[RECORD EXTRACTS — start]

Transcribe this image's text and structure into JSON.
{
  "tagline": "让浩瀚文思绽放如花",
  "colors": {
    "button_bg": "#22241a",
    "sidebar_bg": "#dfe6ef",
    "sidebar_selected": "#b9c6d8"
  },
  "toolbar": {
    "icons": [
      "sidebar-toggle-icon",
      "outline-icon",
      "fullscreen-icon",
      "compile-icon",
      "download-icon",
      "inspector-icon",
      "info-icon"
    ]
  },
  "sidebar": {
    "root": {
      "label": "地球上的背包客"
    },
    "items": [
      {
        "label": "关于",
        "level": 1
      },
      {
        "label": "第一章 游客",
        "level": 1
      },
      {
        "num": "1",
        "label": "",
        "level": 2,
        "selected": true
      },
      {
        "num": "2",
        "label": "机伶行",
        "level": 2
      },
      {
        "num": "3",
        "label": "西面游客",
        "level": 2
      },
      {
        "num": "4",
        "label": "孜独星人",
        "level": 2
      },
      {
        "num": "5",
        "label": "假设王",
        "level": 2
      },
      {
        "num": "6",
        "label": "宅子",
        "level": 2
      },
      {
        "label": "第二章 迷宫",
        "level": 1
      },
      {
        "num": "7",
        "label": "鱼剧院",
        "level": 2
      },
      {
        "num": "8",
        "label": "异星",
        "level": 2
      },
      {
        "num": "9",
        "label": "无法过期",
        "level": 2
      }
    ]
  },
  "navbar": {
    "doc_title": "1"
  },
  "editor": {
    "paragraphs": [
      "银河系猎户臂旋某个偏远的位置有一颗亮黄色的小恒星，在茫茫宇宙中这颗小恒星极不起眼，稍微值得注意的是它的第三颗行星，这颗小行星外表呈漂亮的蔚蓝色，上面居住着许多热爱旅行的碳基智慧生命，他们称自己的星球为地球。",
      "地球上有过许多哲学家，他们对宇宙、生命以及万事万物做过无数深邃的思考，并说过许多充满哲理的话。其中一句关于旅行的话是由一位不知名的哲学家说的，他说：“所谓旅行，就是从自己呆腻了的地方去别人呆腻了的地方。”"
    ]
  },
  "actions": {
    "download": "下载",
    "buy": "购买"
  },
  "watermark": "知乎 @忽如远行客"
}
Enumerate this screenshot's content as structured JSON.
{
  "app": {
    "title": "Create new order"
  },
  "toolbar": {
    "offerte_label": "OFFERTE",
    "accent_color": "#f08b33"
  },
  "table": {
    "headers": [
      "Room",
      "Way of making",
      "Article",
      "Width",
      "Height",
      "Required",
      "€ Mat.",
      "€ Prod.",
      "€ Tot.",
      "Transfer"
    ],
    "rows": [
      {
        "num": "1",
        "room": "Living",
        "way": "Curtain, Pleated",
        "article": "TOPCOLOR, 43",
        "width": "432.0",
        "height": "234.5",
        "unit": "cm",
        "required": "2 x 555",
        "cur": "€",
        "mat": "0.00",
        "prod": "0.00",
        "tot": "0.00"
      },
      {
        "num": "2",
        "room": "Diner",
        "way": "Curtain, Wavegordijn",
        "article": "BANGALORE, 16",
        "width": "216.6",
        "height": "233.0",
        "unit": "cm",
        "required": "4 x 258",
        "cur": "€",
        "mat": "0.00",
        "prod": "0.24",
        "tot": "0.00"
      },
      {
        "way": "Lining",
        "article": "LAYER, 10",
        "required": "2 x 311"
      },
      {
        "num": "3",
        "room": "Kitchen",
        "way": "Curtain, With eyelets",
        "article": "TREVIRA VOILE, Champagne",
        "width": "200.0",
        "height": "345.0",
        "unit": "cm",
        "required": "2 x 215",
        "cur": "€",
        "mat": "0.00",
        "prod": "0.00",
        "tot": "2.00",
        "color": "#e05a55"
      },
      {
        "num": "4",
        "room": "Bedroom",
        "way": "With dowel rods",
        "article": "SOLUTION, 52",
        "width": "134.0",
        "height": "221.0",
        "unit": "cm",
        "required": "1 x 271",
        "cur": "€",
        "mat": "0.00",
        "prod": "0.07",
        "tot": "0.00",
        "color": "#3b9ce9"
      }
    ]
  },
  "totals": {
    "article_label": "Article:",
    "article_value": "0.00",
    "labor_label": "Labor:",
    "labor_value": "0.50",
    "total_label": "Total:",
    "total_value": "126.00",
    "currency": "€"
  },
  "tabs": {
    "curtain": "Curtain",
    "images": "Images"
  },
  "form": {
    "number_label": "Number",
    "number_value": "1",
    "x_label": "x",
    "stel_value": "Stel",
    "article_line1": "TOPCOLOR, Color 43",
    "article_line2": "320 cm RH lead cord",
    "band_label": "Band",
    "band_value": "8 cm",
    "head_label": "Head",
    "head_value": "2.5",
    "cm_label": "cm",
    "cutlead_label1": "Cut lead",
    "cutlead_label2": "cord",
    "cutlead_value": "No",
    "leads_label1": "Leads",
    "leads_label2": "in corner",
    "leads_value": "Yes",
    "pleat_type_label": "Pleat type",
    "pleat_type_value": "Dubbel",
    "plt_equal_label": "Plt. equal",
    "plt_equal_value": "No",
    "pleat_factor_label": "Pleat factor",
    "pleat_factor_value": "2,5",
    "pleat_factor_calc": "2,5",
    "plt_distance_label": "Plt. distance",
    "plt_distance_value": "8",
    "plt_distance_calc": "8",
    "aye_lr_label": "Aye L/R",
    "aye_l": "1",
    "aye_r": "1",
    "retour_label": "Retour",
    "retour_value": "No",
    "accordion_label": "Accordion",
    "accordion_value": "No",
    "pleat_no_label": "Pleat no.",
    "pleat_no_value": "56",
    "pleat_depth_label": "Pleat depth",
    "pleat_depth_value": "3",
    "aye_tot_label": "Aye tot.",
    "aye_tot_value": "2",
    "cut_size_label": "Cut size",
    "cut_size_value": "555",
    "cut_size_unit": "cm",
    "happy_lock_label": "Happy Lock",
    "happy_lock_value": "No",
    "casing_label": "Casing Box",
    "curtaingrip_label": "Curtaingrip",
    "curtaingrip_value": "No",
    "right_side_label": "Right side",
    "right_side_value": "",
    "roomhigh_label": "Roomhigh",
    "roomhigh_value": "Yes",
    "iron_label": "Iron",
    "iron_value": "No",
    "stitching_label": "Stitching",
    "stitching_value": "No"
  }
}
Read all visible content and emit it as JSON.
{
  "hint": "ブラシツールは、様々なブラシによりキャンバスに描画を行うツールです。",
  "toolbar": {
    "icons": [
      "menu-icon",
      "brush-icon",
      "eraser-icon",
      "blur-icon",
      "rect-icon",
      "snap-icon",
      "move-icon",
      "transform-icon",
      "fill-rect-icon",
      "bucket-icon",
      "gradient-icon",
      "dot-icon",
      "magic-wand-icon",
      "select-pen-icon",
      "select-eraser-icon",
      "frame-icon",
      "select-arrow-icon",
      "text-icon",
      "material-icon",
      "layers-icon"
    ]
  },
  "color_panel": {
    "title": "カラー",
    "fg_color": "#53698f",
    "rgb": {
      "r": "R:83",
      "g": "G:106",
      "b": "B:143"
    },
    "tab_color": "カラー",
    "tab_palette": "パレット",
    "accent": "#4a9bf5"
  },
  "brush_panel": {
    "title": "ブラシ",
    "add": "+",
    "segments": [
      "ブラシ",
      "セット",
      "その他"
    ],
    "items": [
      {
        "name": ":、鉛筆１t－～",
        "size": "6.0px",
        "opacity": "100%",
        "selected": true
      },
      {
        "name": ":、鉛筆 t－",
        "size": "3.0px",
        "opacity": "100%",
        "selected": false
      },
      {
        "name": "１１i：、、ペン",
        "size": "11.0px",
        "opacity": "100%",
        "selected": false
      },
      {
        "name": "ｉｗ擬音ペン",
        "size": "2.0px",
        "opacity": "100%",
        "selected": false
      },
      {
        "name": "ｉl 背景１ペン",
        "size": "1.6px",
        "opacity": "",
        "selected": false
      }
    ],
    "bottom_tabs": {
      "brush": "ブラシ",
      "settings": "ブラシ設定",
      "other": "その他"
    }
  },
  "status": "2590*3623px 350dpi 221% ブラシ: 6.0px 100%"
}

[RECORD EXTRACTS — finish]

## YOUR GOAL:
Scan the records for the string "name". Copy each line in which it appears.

## EXERCISE OUTPUT:
        "name": ":、鉛筆１t－～",
        "name": ":、鉛筆 t－",
        "name": "１１i：、、ペン",
        "name": "ｉｗ擬音ペン",
        "name": "ｉl 背景１ペン",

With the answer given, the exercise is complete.